### Task brief
Return every line of the entries that includes the word "text".

START Record excerpts

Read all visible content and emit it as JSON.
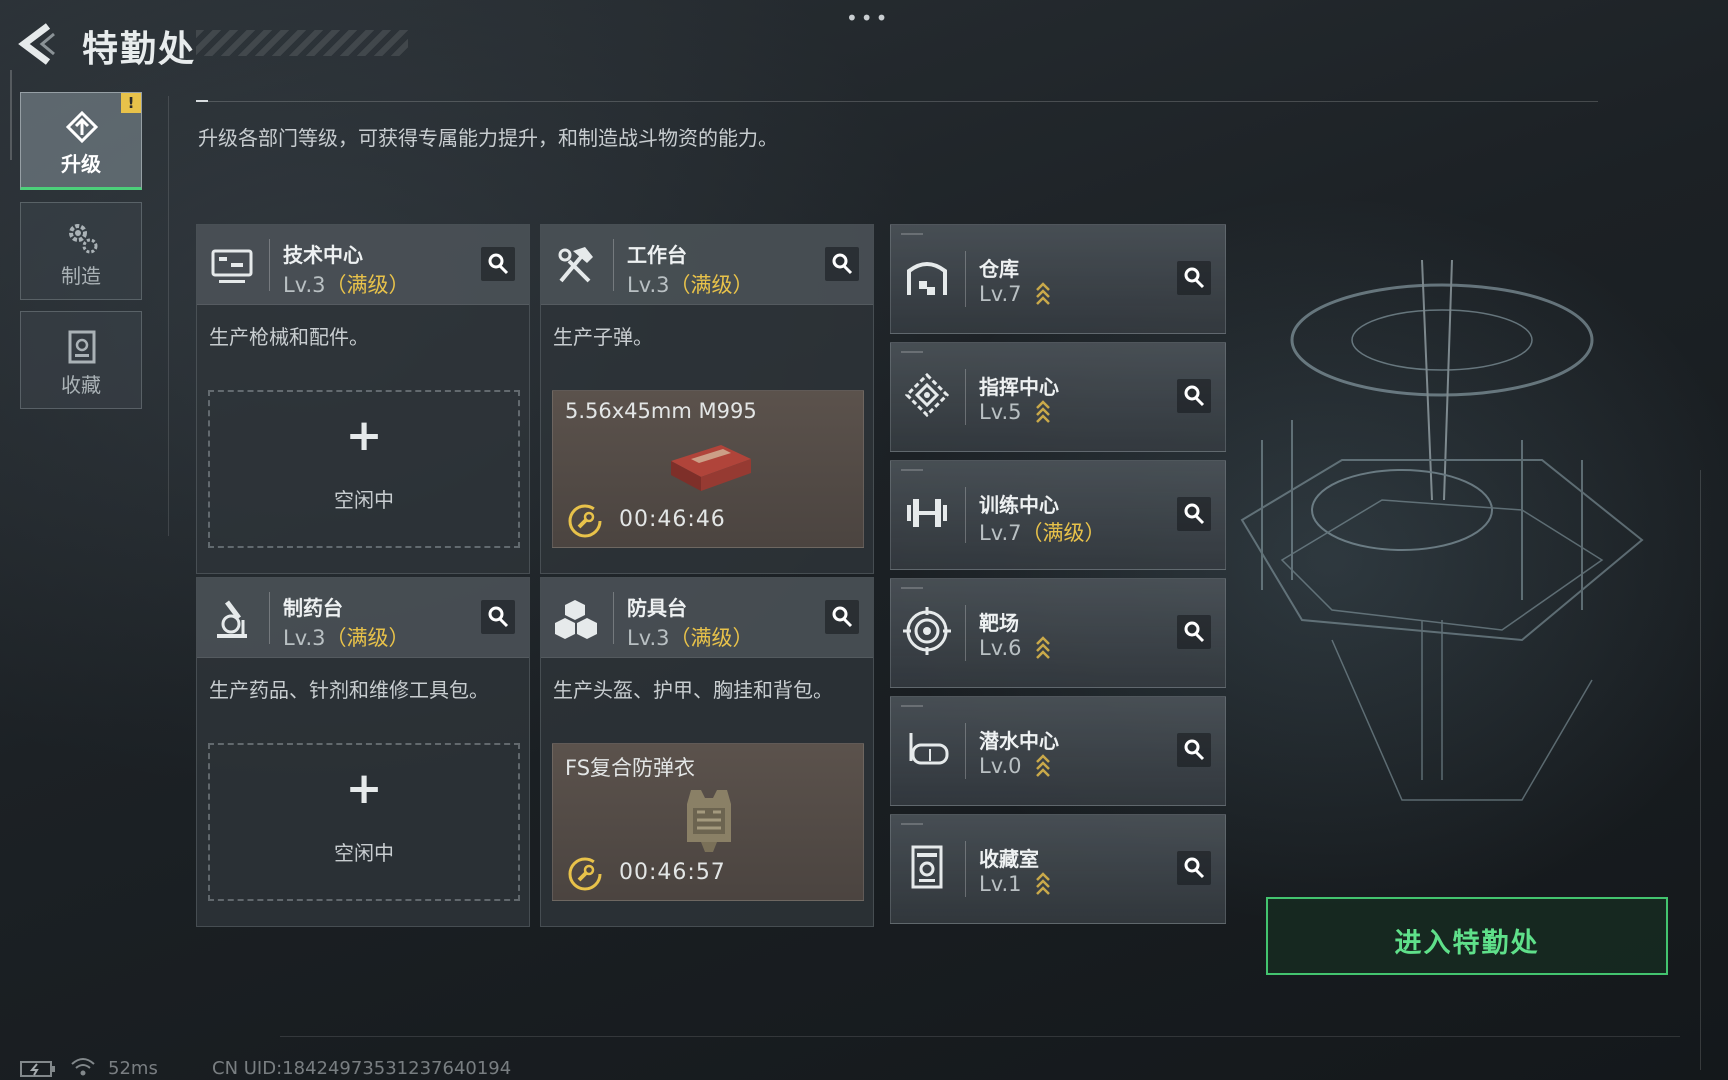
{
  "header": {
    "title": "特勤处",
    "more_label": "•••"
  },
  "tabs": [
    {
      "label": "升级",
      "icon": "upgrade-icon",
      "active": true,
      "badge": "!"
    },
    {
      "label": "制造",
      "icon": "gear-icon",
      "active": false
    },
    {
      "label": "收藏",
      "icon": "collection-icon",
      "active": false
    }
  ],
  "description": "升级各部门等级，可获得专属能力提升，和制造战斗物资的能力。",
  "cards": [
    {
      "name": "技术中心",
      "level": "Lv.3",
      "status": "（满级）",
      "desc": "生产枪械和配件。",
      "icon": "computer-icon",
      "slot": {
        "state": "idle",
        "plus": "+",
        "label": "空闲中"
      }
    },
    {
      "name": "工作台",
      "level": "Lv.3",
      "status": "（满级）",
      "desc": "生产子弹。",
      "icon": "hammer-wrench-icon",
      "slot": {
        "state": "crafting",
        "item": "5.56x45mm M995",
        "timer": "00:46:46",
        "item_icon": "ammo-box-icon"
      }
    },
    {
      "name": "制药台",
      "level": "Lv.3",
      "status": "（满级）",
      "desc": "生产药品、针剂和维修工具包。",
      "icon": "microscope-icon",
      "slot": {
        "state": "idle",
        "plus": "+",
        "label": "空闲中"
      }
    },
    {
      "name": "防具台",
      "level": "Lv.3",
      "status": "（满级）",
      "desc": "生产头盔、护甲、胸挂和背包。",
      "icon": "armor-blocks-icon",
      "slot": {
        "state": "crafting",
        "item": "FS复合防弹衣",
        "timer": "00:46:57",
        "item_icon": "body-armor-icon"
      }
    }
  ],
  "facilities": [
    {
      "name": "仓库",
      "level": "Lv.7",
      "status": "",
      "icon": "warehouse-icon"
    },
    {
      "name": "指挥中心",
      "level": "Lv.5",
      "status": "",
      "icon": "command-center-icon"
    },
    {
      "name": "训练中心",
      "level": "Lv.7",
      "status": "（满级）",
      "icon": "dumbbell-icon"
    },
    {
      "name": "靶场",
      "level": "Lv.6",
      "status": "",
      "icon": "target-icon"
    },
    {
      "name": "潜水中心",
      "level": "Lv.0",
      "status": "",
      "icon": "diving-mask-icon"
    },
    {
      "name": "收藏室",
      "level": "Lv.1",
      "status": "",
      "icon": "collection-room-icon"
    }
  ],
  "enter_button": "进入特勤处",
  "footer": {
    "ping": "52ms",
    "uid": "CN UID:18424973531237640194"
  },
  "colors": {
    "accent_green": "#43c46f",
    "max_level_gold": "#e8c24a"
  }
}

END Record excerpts
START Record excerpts

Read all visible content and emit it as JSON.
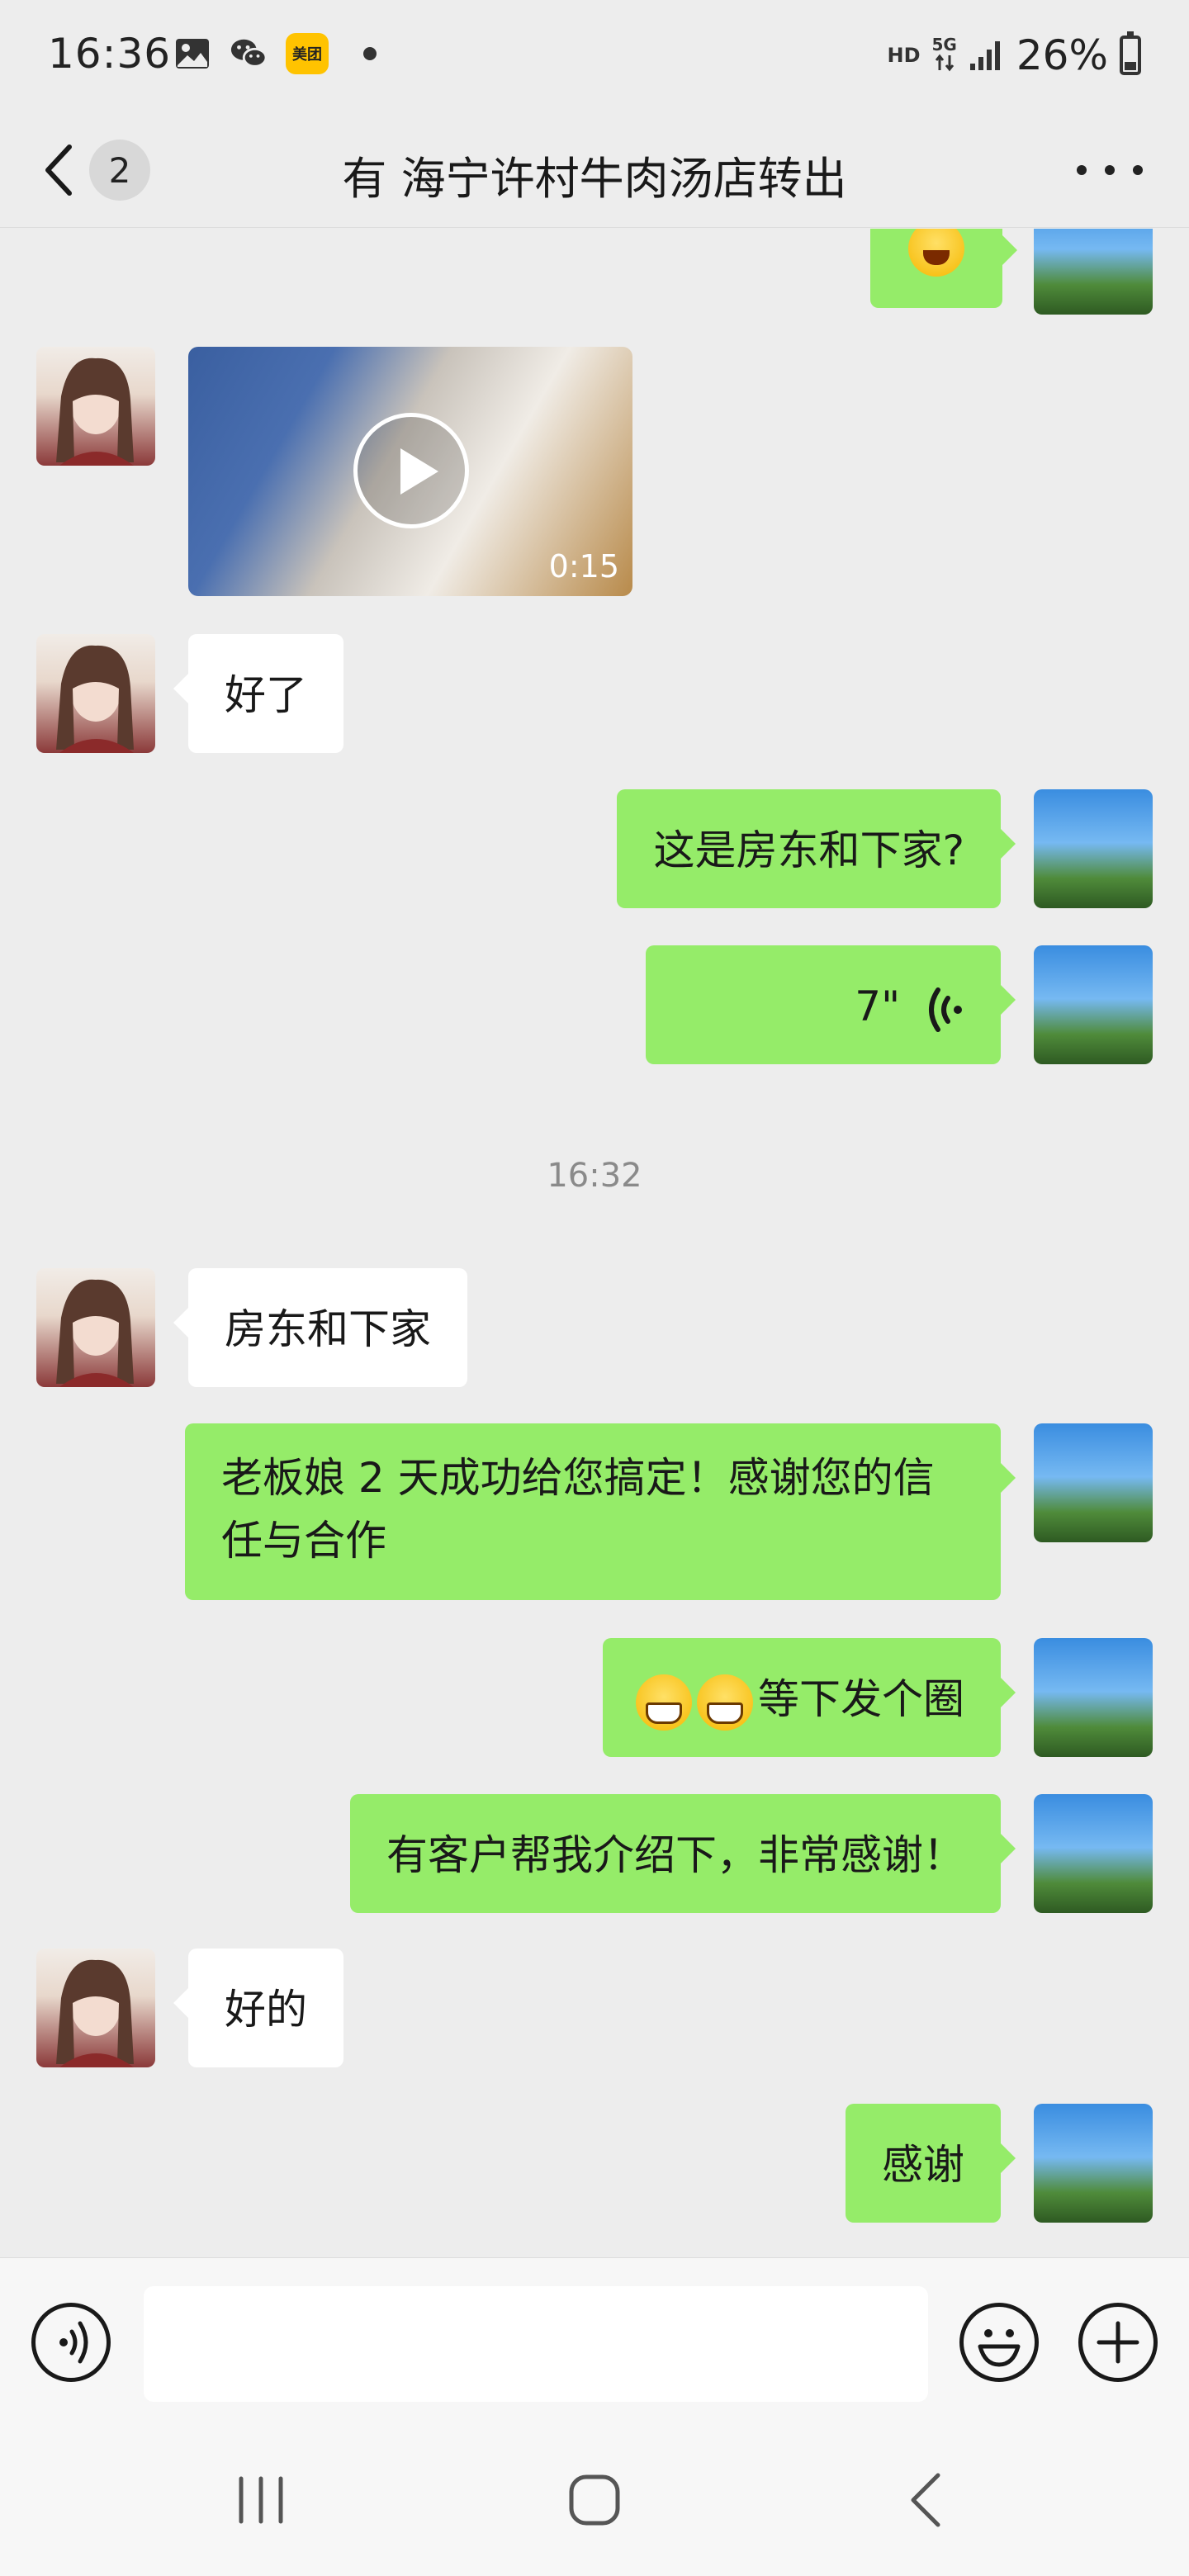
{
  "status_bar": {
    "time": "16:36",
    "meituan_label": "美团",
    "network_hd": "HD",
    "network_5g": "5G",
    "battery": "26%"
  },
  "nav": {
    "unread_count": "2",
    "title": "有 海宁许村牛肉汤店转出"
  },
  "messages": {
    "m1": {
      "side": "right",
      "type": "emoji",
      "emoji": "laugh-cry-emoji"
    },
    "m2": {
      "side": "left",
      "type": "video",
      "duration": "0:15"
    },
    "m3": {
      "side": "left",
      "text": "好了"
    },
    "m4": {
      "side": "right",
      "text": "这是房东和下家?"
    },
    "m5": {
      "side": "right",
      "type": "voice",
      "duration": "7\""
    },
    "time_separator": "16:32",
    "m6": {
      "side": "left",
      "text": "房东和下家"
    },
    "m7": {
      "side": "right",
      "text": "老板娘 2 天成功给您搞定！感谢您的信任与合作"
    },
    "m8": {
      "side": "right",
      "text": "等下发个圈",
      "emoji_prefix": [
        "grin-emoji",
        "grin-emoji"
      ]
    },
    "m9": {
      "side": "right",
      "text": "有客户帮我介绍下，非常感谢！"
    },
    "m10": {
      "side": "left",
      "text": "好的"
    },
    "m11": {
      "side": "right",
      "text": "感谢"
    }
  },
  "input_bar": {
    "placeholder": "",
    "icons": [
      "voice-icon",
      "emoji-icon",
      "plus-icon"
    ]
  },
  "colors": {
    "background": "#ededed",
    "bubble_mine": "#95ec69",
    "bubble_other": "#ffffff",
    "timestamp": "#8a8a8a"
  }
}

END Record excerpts

### Result below
      "text": "好了"
      "text": "这是房东和下家?"
      "text": "房东和下家"
      "text": "老板娘 2 天成功给您搞定！感谢您的信任与合作"
      "text": "等下发个圈",
      "text": "有客户帮我介绍下，非常感谢！"
      "text": "好的"
      "text": "感谢"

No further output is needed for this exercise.